Data section.

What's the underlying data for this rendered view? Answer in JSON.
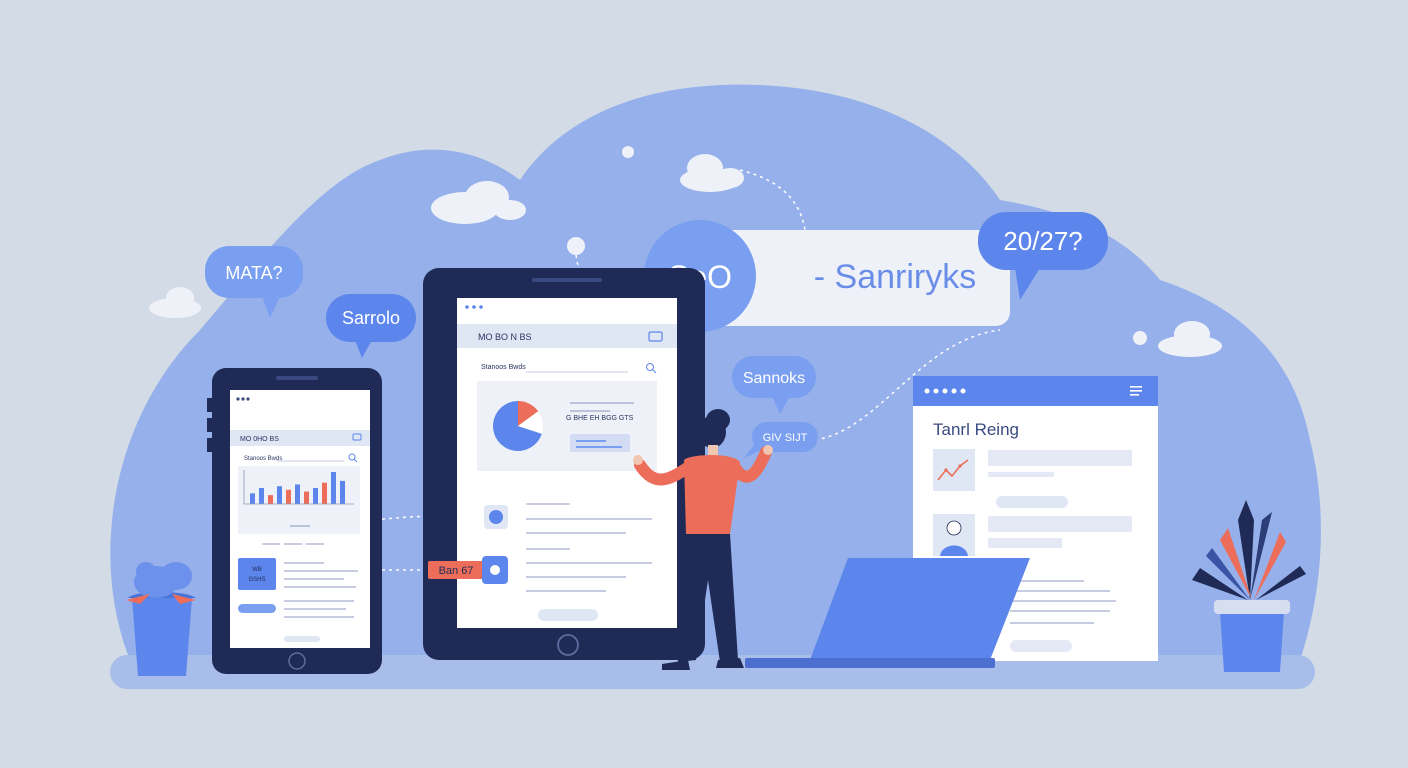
{
  "colors": {
    "background": "#d3dbe6",
    "blob": "#8aa8ea",
    "accent_blue": "#5d86ec",
    "navy": "#1f2a56",
    "coral": "#ec6e5a",
    "bubble": "#7a9ff0"
  },
  "bubbles": {
    "mata": "MATA?",
    "sarrolo": "Sarrolo",
    "seo": "SeO",
    "date": "20/27?",
    "sannoks": "Sannoks",
    "small": "GIV SIJT"
  },
  "search_bar": {
    "text": "- Sanriryks"
  },
  "phone": {
    "header": "MO 0HO BS",
    "search_label": "Stanoos Bwds",
    "card_text": "WB\nGSHS",
    "chart_data": {
      "type": "bar",
      "categories": [
        "1",
        "2",
        "3",
        "4",
        "5",
        "6",
        "7",
        "8",
        "9",
        "10",
        "11"
      ],
      "values": [
        30,
        45,
        25,
        50,
        40,
        55,
        35,
        45,
        60,
        90,
        65
      ]
    }
  },
  "tablet": {
    "header": "MO BO N BS",
    "search_label": "Stanoos Bwds",
    "card_text": "G BHE EH BGG GTS",
    "pie_data": {
      "type": "pie",
      "values": [
        70,
        15,
        15
      ]
    }
  },
  "tag": {
    "text": "Ban 67"
  },
  "browser": {
    "title": "Tanrl Reing"
  },
  "icons": [
    "cloud-icon",
    "chart-icon",
    "user-icon",
    "plant-icon",
    "laptop-icon",
    "pie-chart-icon",
    "search-icon"
  ]
}
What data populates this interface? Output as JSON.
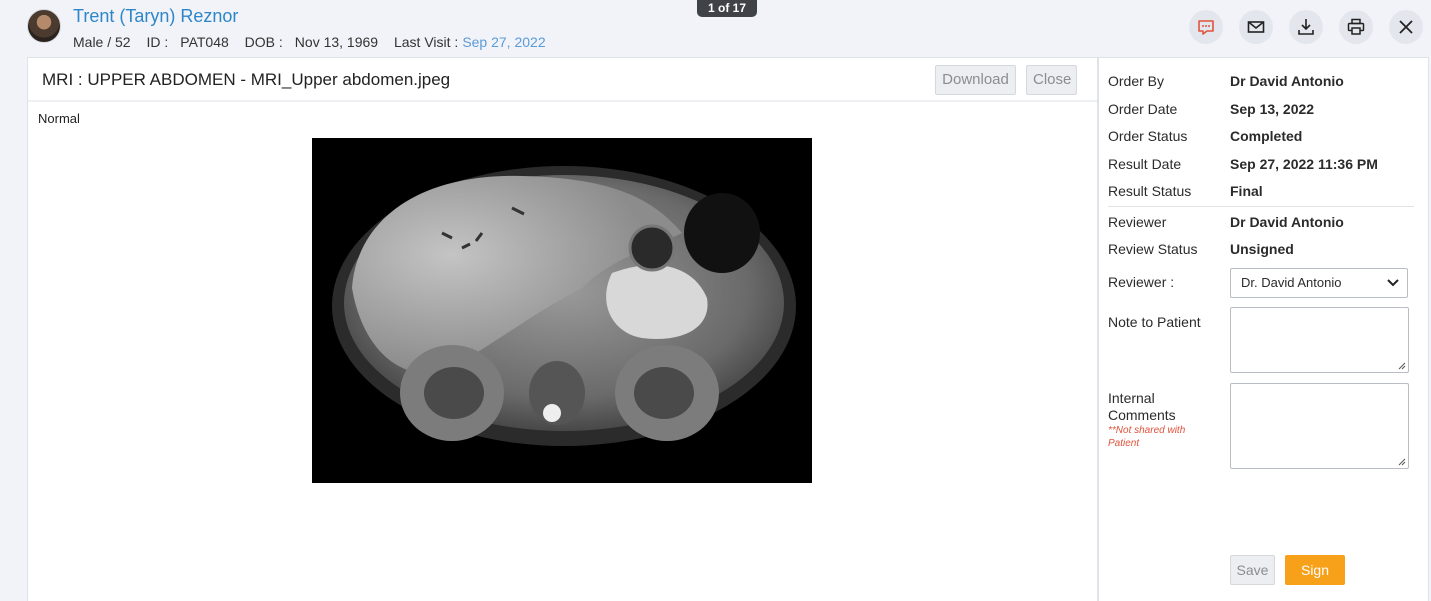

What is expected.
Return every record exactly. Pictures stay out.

Reply to the task.
What's the underlying data for this rendered view? Answer in JSON.
{
  "colors": {
    "background": "#d3dbe6",
    "blob": "#8aa8ea",
    "accent_blue": "#5d86ec",
    "navy": "#1f2a56",
    "coral": "#ec6e5a",
    "bubble": "#7a9ff0"
  },
  "bubbles": {
    "mata": "MATA?",
    "sarrolo": "Sarrolo",
    "seo": "SeO",
    "date": "20/27?",
    "sannoks": "Sannoks",
    "small": "GIV SIJT"
  },
  "search_bar": {
    "text": "- Sanriryks"
  },
  "phone": {
    "header": "MO 0HO BS",
    "search_label": "Stanoos Bwds",
    "card_text": "WB\nGSHS",
    "chart_data": {
      "type": "bar",
      "categories": [
        "1",
        "2",
        "3",
        "4",
        "5",
        "6",
        "7",
        "8",
        "9",
        "10",
        "11"
      ],
      "values": [
        30,
        45,
        25,
        50,
        40,
        55,
        35,
        45,
        60,
        90,
        65
      ]
    }
  },
  "tablet": {
    "header": "MO BO N BS",
    "search_label": "Stanoos Bwds",
    "card_text": "G BHE EH BGG GTS",
    "pie_data": {
      "type": "pie",
      "values": [
        70,
        15,
        15
      ]
    }
  },
  "tag": {
    "text": "Ban 67"
  },
  "browser": {
    "title": "Tanrl Reing"
  },
  "icons": [
    "cloud-icon",
    "chart-icon",
    "user-icon",
    "plant-icon",
    "laptop-icon",
    "pie-chart-icon",
    "search-icon"
  ]
}
What data populates this interface? Output as JSON.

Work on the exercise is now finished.